My husband and I were at our church’s annual sweetheart dinner, and the men were taking a how-well-do-you-know-your-wife quiz. “What is your wife’s favorite flower?” was one of the questions. He wrote “roses.”
Roses are nice, I thought, but they’re not my favorite flower. I tried to come up with an answer, but the truth was I didn’t have a favorite flower. I didn’t know I was supposed to. I liked all flowers, especially wild ones.
That was years ago. I didn’t give the favorite-flower question much thought until recently.
“I just love lilacs,” I told my husband one day as we sat at the dining room table, the fragrance of lilacs filling the room. “They’re my favorite flower.”
But I had to qualify that.
“For fragrance, that is,” I added quickly. “I like carnations because you can put them in water, and they last for weeks. And I like daisies because they are such a happy flower.”
“You know,” I said, looking at my husband, “I want to be like those three flowers: fragrant like the lilacs, hardy like the carnation and happy like the daisy.”
The more I thought about it, the more I realized that those three flowers also symbolize my faith.
The lilac symbolizes my prayer life. Just as the lilac’s soft fragrance continually fills the air around it, so should my prayers ascend to God, like the Old Testament sacrifices that were described as a “pleasing aroma,” a “sweet-smelling savor,” or a “fragrant offering” to the Lord. As I love to stand next to my lilac bush when it’s covered with blossoms, inhaling the heady scent, so I imagine God inhaling the sweet scent of my prayer offerings to Him.
The carnation symbolizes endurance. Hardy, even for black-thumbed me, the carnation doesn’t need babied. But too often I’m like the rose – I want to be beautiful for God, but I have to be pampered if I am to last. When life’s circumstances heat up, I whine, I pout, I wilt. But the Christian life isn’t a flower shop, where perfect conditions are cultivated for the flowers to thrive. It’s more like the world outside, where weather conditions can change in a moment, and endurance is necessary if I am to thrive for God.
Finally, the daisy symbolizes, to me, the joy that comes from hope. Such a little word, and so often dwarfed next to its giant big brother faith, hope is my song in the night. It’s what keeps me going in the tough times, what keeps me putting one step in front of the other on this long, hard journey called life. Hope in my heart is what puts the smile on my face. Hope is knowing that although there may be tears in the night, joy will come with the morning light. And morning always comes.
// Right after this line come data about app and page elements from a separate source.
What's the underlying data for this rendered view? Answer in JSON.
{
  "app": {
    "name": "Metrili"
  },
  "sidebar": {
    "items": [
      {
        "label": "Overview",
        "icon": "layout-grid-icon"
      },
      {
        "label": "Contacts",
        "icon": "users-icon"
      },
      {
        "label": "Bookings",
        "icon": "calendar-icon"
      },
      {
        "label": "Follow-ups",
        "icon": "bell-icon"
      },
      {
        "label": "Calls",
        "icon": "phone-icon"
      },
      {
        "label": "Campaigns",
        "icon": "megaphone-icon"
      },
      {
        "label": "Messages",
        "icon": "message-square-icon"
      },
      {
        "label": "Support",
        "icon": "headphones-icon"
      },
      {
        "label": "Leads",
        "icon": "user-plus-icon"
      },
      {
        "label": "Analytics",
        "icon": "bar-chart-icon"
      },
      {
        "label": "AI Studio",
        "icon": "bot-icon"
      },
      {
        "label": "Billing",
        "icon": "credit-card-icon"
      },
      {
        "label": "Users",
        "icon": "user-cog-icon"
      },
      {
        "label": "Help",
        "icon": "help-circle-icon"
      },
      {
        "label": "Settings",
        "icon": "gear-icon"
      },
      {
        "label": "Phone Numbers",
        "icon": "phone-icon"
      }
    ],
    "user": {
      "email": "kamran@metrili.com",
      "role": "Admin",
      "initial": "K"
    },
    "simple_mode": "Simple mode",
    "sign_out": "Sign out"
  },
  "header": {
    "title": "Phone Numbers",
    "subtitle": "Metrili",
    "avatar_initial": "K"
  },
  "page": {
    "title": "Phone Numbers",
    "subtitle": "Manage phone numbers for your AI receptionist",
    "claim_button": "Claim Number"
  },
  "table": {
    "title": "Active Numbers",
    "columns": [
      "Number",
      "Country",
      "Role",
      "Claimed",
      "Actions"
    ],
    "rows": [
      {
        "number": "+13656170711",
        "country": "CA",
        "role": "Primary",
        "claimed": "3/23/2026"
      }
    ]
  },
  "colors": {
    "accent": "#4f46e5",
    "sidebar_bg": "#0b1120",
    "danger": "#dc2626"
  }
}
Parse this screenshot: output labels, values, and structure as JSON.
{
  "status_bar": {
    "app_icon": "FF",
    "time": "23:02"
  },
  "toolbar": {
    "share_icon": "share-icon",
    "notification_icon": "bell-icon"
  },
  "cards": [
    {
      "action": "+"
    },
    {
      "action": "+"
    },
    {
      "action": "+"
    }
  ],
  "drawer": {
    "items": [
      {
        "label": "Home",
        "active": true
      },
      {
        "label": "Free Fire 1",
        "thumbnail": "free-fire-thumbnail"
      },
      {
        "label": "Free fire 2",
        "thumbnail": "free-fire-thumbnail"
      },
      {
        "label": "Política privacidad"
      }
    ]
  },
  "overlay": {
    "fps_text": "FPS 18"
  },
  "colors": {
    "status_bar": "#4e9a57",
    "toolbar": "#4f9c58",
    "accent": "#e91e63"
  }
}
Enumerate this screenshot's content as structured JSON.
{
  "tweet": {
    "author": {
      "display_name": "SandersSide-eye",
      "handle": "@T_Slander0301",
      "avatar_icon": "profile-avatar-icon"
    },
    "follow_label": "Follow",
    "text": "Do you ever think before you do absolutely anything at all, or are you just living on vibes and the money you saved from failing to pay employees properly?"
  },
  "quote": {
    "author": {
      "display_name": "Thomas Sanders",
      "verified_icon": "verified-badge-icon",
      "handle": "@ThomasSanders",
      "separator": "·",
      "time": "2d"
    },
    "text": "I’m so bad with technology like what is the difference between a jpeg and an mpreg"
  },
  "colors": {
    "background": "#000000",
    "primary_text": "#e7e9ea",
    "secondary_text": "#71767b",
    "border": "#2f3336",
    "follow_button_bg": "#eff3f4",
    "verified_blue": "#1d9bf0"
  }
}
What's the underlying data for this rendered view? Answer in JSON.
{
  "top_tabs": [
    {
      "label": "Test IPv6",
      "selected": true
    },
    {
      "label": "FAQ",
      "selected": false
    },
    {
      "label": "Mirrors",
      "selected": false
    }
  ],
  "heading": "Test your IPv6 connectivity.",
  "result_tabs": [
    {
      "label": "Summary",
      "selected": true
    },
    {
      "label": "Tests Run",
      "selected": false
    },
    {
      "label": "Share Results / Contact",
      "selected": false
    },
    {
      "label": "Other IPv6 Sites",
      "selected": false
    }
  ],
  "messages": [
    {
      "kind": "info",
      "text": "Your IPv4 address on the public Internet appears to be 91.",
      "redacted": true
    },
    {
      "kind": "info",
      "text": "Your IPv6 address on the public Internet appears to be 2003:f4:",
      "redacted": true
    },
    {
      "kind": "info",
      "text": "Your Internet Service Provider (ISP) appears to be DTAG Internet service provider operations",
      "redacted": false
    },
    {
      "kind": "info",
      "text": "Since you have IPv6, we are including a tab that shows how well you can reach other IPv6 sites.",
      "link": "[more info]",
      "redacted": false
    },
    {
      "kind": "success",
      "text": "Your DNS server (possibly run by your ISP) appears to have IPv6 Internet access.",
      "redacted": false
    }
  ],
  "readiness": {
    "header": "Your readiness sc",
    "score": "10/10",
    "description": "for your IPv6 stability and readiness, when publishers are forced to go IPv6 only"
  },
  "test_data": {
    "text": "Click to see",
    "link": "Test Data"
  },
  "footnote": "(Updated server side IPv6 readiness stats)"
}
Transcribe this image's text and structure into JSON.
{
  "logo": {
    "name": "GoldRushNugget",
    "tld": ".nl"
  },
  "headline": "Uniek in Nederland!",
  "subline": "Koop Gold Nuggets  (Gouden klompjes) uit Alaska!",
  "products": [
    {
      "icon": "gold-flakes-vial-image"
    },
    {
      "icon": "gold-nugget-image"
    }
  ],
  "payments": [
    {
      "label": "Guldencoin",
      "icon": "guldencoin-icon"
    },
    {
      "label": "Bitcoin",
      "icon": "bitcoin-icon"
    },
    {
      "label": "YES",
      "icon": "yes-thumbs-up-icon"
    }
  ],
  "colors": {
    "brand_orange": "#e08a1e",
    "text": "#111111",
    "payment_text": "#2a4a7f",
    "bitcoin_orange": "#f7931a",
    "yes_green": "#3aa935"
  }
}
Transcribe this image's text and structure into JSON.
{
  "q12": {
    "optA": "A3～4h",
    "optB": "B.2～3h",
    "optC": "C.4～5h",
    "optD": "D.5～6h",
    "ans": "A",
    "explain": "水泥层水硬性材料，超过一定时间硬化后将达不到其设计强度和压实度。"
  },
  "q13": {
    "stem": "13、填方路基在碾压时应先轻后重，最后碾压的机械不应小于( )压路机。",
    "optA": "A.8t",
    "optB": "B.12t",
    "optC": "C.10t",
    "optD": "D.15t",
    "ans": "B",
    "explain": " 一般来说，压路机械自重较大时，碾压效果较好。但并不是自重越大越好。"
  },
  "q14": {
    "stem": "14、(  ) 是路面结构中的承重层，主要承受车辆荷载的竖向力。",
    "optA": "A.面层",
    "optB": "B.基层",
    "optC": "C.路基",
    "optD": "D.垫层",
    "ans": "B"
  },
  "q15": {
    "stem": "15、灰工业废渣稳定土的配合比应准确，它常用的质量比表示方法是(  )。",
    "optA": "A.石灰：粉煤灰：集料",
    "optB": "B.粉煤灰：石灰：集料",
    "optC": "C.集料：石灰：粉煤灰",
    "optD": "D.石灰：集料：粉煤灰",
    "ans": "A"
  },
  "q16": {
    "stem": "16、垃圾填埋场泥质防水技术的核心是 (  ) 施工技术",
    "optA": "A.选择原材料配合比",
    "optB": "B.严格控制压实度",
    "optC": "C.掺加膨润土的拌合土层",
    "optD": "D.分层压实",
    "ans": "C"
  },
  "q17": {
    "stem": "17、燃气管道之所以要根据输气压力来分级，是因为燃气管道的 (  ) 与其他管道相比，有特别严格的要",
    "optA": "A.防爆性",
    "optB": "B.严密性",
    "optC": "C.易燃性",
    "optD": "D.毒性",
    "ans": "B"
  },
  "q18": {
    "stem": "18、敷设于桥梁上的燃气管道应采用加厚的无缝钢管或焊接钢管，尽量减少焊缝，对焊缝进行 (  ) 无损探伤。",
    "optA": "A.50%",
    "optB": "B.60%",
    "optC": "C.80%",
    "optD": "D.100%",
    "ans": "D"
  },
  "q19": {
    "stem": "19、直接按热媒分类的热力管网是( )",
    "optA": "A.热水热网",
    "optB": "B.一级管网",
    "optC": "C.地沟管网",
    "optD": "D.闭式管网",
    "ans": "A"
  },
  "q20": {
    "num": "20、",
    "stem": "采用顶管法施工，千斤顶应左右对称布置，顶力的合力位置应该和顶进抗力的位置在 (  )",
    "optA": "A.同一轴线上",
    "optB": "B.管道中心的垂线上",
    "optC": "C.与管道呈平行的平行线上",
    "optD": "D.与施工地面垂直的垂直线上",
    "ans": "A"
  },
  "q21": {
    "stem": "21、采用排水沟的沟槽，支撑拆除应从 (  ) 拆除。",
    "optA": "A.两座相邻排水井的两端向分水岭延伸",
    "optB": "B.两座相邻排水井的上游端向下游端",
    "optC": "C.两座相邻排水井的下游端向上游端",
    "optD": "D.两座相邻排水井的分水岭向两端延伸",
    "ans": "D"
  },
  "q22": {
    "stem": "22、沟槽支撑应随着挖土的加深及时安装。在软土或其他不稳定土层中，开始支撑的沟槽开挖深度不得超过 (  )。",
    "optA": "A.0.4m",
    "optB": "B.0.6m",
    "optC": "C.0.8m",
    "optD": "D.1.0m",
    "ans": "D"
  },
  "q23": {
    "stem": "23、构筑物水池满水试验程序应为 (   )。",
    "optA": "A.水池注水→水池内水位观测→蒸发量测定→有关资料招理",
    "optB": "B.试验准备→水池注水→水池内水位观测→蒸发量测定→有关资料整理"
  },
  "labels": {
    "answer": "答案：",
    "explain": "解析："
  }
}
Lord, help me to be fragrant like the lilac, hardy like the carnation, and happy like the daisy. Amen.
Special-tea: Read Romans 12